My extra treat was all tied into the ninety minutes or so that I spent driving Hall of Famer Monte Irvin to and from the meeting, between downtown and the west side. I couldn’t begin to share everything we talked about in the space we have here – and I wouldn’t, anyway, on the grounds that he spoke to me in confidence on a lot of baseball subjects with opinions that are his and his alone to divulge in a public forum.
You probably have figured this one out from hearing him speak: Monte Irvin is one of the kindest, truest gentleman you could ever hope to meet. He attributes his long life to having a wonderful, guiding mother and a whole lot of luck. When pressed, he will concede that genes help out too, but he clings pretty close to the wisdom too that “to become an older person you first have to survive being a younger person” and, as far as Monte is concerned, that’s where the luck comes in.
I can share one Monte Irvin Story. Almost apologetically, I asked Monte about that 1951 steal of home in the first inning of Game One in the Giants’ 5-1 World Series victory over the Yankees. I realize that I probably was about the 5,000th fan to ask, but I couldn’t help myself.
Monte was on third with a triple. Allie Reynolds and Yogi Berra were the battery for the Yankees. And Bobby Thomson, a right-handed batter, as you well better know by now, was at the plate. All of a sudden, Monte breaks for the plate. He is stealing home, and he does so successfully, sliding under Berra’s tag for the Giants’ second run in the first stanza on one of the too few days the ’51 Series went the Giants’ way,
“When did you know for sure you were going to try that steal of home?” I asked.
“I pretty much knew it going in,” Monte says. “I had stolen home five or six times during the season and I also was quite familiar with that slow deliberate delivery style of Allie Reynolds. Reynolds threw hard to make up for the slow delivery, but he usually threw high, which was what he was doing in that moment with our batter, Bobby Thomson. I knew I had a good chance of making it. I also had talked with Leo Durocher prior to the game and he had given me the green light to try, if I saw the opportunity. By the time Reynolds saw what I was doing, he was already in motion to launch another high, hard one. That didn’t change. The pitch came in high and hard. I came in low and hard. By the time Yogi can get his glove down to tag me, I’m safe. Had Allie thrown it low and hard, he probably would had me. It didn’t work out that way.”
Before we arrived back at Monte’s place at the end of the day, he had started reminiscing about the many Giant teammates that are now gone. That pretty much is going to happen when you live as long as Monte has. He turns 92 on February 25th.
I finally blurted out, “Listen, Monte, you may have gotten this far by being lucky, but you are here for a reason. And part of that reason, as I see it, is to help baseball people remember what’s really important about the game and life itself. We need you to hang around forever as our role model, our teacher, and our national treasure.”

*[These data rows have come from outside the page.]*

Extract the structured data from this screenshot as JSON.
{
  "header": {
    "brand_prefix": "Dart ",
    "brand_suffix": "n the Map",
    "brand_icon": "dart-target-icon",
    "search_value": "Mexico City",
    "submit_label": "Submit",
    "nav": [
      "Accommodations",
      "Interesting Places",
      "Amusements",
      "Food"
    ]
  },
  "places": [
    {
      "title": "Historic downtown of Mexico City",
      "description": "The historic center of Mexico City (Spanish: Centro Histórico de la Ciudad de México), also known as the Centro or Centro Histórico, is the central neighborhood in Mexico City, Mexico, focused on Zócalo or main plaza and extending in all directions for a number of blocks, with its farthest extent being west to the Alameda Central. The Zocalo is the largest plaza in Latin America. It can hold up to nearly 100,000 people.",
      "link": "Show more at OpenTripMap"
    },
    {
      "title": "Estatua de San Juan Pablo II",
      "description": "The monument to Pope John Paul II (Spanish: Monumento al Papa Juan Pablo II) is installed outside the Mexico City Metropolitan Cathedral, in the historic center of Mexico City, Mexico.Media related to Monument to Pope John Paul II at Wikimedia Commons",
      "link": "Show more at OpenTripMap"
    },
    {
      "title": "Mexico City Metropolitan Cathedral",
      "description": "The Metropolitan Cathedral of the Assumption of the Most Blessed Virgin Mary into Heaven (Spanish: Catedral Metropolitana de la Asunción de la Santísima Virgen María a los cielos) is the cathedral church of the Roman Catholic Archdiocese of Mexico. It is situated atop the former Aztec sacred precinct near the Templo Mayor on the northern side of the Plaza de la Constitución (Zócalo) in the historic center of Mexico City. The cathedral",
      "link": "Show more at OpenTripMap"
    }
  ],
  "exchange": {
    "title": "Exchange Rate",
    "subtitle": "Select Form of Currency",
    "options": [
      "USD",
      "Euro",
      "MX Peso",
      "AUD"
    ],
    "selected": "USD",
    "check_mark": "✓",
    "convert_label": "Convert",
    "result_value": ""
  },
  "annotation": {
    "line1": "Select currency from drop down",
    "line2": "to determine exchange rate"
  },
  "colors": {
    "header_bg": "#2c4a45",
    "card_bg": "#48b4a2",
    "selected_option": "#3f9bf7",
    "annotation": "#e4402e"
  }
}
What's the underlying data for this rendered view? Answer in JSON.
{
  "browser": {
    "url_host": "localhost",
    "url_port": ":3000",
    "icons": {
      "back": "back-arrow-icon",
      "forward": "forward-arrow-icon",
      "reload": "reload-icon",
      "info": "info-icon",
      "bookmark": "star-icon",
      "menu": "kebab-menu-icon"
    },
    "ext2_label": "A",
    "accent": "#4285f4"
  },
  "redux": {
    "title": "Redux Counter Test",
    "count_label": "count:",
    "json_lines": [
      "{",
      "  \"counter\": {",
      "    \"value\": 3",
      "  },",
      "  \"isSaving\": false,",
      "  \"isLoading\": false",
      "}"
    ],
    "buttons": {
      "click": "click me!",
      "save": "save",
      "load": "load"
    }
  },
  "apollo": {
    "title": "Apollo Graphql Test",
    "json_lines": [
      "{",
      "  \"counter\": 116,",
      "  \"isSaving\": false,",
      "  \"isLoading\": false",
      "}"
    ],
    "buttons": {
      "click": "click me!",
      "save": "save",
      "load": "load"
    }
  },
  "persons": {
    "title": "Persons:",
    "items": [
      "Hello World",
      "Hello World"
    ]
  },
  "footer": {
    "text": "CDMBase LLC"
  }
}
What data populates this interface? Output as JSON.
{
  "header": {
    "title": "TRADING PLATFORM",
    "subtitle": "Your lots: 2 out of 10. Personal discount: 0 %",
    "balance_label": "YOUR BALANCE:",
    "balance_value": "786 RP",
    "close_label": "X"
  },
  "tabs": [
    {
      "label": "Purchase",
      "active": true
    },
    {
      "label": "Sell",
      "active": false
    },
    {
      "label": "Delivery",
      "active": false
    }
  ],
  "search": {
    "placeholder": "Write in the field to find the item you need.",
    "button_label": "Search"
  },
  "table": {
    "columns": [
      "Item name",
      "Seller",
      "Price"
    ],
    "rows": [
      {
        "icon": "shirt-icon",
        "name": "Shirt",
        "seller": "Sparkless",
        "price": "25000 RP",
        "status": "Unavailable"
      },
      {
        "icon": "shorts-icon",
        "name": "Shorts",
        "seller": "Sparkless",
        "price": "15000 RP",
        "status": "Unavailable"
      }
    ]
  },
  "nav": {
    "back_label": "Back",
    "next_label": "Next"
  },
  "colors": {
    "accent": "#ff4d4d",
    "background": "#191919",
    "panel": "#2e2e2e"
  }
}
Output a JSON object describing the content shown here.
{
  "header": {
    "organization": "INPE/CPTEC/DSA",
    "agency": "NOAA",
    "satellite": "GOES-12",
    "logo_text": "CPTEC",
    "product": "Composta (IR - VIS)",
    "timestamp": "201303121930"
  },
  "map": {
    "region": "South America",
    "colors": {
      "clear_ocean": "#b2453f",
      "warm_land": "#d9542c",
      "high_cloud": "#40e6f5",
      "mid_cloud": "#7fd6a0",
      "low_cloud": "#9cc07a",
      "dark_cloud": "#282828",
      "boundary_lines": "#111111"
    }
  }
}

Monte smiled. “I’ll give it my best shot,” he promised.
SABR Day in Houston was a great day in general. A lucky day for some of us. And a blessed day for us all.